- REQUIREMENT
Write out the records below exactly as they appear, skipping each picture.

+--

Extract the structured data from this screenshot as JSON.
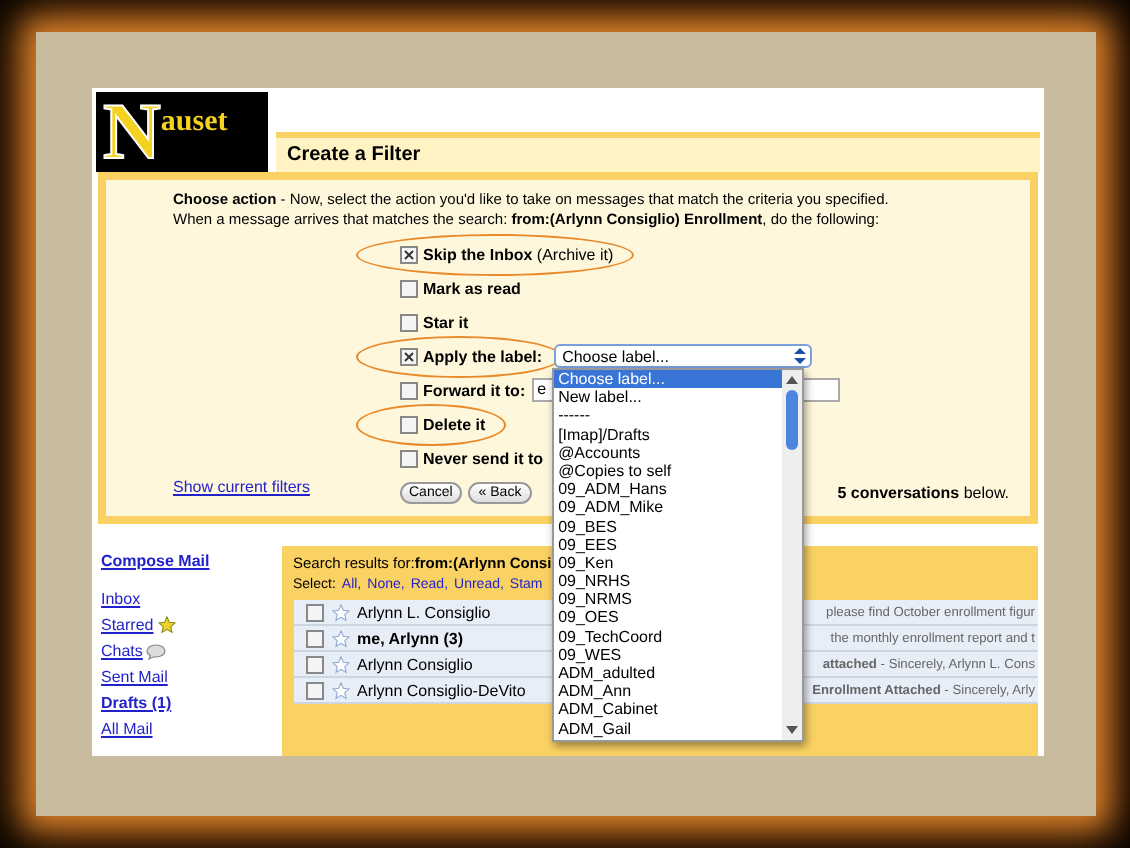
{
  "logo": {
    "initial": "N",
    "rest": "auset"
  },
  "page_title": "Create a Filter",
  "intro": {
    "lead": "Choose action",
    "text": " - Now, select the action you'd like to take on messages that match the criteria you specified.",
    "line2": "When a message arrives that matches the search: **from:(Arlynn Consiglio) Enrollment**, do the following:"
  },
  "actions": [
    {
      "kind": "plain",
      "label": "Skip the Inbox",
      "note": "(Archive it)",
      "checked": true,
      "circled": true
    },
    {
      "kind": "plain",
      "label": "Mark as read",
      "checked": false,
      "circled": false
    },
    {
      "kind": "plain",
      "label": "Star it",
      "checked": false,
      "circled": false
    },
    {
      "kind": "select",
      "label": "Apply the label:",
      "checked": true,
      "circled": true
    },
    {
      "kind": "input",
      "label": "Forward it to:",
      "value": "e",
      "checked": false,
      "circled": false
    },
    {
      "kind": "plain",
      "label": "Delete it",
      "checked": false,
      "circled": true
    },
    {
      "kind": "plain",
      "label": "Never send it to",
      "checked": false,
      "circled": false
    }
  ],
  "label_select": {
    "value": "Choose label...",
    "options": [
      {
        "label": "Choose label...",
        "selected": true
      },
      {
        "label": "New label...",
        "selected": false
      },
      {
        "label": "------",
        "selected": false
      },
      {
        "label": "[Imap]/Drafts",
        "selected": false
      },
      {
        "label": "@Accounts",
        "selected": false
      },
      {
        "label": "@Copies to self",
        "selected": false
      },
      {
        "label": "09_ADM_Hans",
        "selected": false
      },
      {
        "label": "09_ADM_Mike",
        "selected": false
      },
      {
        "label": "09_BES",
        "selected": false
      },
      {
        "label": "09_EES",
        "selected": false
      },
      {
        "label": "09_Ken",
        "selected": false
      },
      {
        "label": "09_NRHS",
        "selected": false
      },
      {
        "label": "09_NRMS",
        "selected": false
      },
      {
        "label": "09_OES",
        "selected": false
      },
      {
        "label": "09_TechCoord",
        "selected": false
      },
      {
        "label": "09_WES",
        "selected": false
      },
      {
        "label": "ADM_adulted",
        "selected": false
      },
      {
        "label": "ADM_Ann",
        "selected": false
      },
      {
        "label": "ADM_Cabinet",
        "selected": false
      },
      {
        "label": "ADM_Gail",
        "selected": false
      }
    ]
  },
  "buttons": [
    "Cancel",
    "« Back"
  ],
  "also_apply": "**5 conversations** below.",
  "show_filters": "Show current filters",
  "sidebar": [
    {
      "label": "Compose Mail",
      "kind": "compose"
    },
    {
      "label": "Inbox",
      "kind": "link"
    },
    {
      "label": "Starred",
      "kind": "star"
    },
    {
      "label": "Chats",
      "kind": "chat"
    },
    {
      "label": "Sent Mail",
      "kind": "link"
    },
    {
      "label": "Drafts (1)",
      "kind": "bold"
    },
    {
      "label": "All Mail",
      "kind": "link"
    }
  ],
  "results": {
    "prefix": "Search results for:",
    "query": "from:(Arlynn Consi",
    "select_label": "Select:",
    "select_links": [
      "All,",
      "None,",
      "Read,",
      "Unread,",
      "Stam"
    ],
    "rows": [
      {
        "sender": "Arlynn L. Consiglio",
        "snippet": "please find October enrollment figur",
        "unread": false,
        "checked": false
      },
      {
        "sender": "me, Arlynn (3)",
        "snippet": "the monthly enrollment report and t",
        "unread": true,
        "checked": false
      },
      {
        "sender": "Arlynn Consiglio",
        "snippet": "**attached** - Sincerely, Arlynn L. Cons",
        "unread": false,
        "checked": false
      },
      {
        "sender": "Arlynn Consiglio-DeVito",
        "snippet": "**Enrollment Attached** - Sincerely, Arly",
        "unread": false,
        "checked": false
      }
    ]
  }
}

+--

- COMPLETED EXERCISE
Extract the structured data from this screenshot as JSON.
{
  "logo": {
    "initial": "N",
    "rest": "auset"
  },
  "page_title": "Create a Filter",
  "intro": {
    "lead": "Choose action",
    "text": " - Now, select the action you'd like to take on messages that match the criteria you specified.",
    "line2": "When a message arrives that matches the search: **from:(Arlynn Consiglio) Enrollment**, do the following:"
  },
  "actions": [
    {
      "kind": "plain",
      "label": "Skip the Inbox",
      "note": "(Archive it)",
      "checked": true,
      "circled": true
    },
    {
      "kind": "plain",
      "label": "Mark as read",
      "checked": false,
      "circled": false
    },
    {
      "kind": "plain",
      "label": "Star it",
      "checked": false,
      "circled": false
    },
    {
      "kind": "select",
      "label": "Apply the label:",
      "checked": true,
      "circled": true
    },
    {
      "kind": "input",
      "label": "Forward it to:",
      "value": "e",
      "checked": false,
      "circled": false
    },
    {
      "kind": "plain",
      "label": "Delete it",
      "checked": false,
      "circled": true
    },
    {
      "kind": "plain",
      "label": "Never send it to",
      "checked": false,
      "circled": false
    }
  ],
  "label_select": {
    "value": "Choose label...",
    "options": [
      {
        "label": "Choose label...",
        "selected": true
      },
      {
        "label": "New label...",
        "selected": false
      },
      {
        "label": "------",
        "selected": false
      },
      {
        "label": "[Imap]/Drafts",
        "selected": false
      },
      {
        "label": "@Accounts",
        "selected": false
      },
      {
        "label": "@Copies to self",
        "selected": false
      },
      {
        "label": "09_ADM_Hans",
        "selected": false
      },
      {
        "label": "09_ADM_Mike",
        "selected": false
      },
      {
        "label": "09_BES",
        "selected": false
      },
      {
        "label": "09_EES",
        "selected": false
      },
      {
        "label": "09_Ken",
        "selected": false
      },
      {
        "label": "09_NRHS",
        "selected": false
      },
      {
        "label": "09_NRMS",
        "selected": false
      },
      {
        "label": "09_OES",
        "selected": false
      },
      {
        "label": "09_TechCoord",
        "selected": false
      },
      {
        "label": "09_WES",
        "selected": false
      },
      {
        "label": "ADM_adulted",
        "selected": false
      },
      {
        "label": "ADM_Ann",
        "selected": false
      },
      {
        "label": "ADM_Cabinet",
        "selected": false
      },
      {
        "label": "ADM_Gail",
        "selected": false
      }
    ]
  },
  "buttons": [
    "Cancel",
    "« Back"
  ],
  "also_apply": "**5 conversations** below.",
  "show_filters": "Show current filters",
  "sidebar": [
    {
      "label": "Compose Mail",
      "kind": "compose"
    },
    {
      "label": "Inbox",
      "kind": "link"
    },
    {
      "label": "Starred",
      "kind": "star"
    },
    {
      "label": "Chats",
      "kind": "chat"
    },
    {
      "label": "Sent Mail",
      "kind": "link"
    },
    {
      "label": "Drafts (1)",
      "kind": "bold"
    },
    {
      "label": "All Mail",
      "kind": "link"
    }
  ],
  "results": {
    "prefix": "Search results for:",
    "query": "from:(Arlynn Consi",
    "select_label": "Select:",
    "select_links": [
      "All,",
      "None,",
      "Read,",
      "Unread,",
      "Stam"
    ],
    "rows": [
      {
        "sender": "Arlynn L. Consiglio",
        "snippet": "please find October enrollment figur",
        "unread": false,
        "checked": false
      },
      {
        "sender": "me, Arlynn (3)",
        "snippet": "the monthly enrollment report and t",
        "unread": true,
        "checked": false
      },
      {
        "sender": "Arlynn Consiglio",
        "snippet": "**attached** - Sincerely, Arlynn L. Cons",
        "unread": false,
        "checked": false
      },
      {
        "sender": "Arlynn Consiglio-DeVito",
        "snippet": "**Enrollment Attached** - Sincerely, Arly",
        "unread": false,
        "checked": false
      }
    ]
  }
}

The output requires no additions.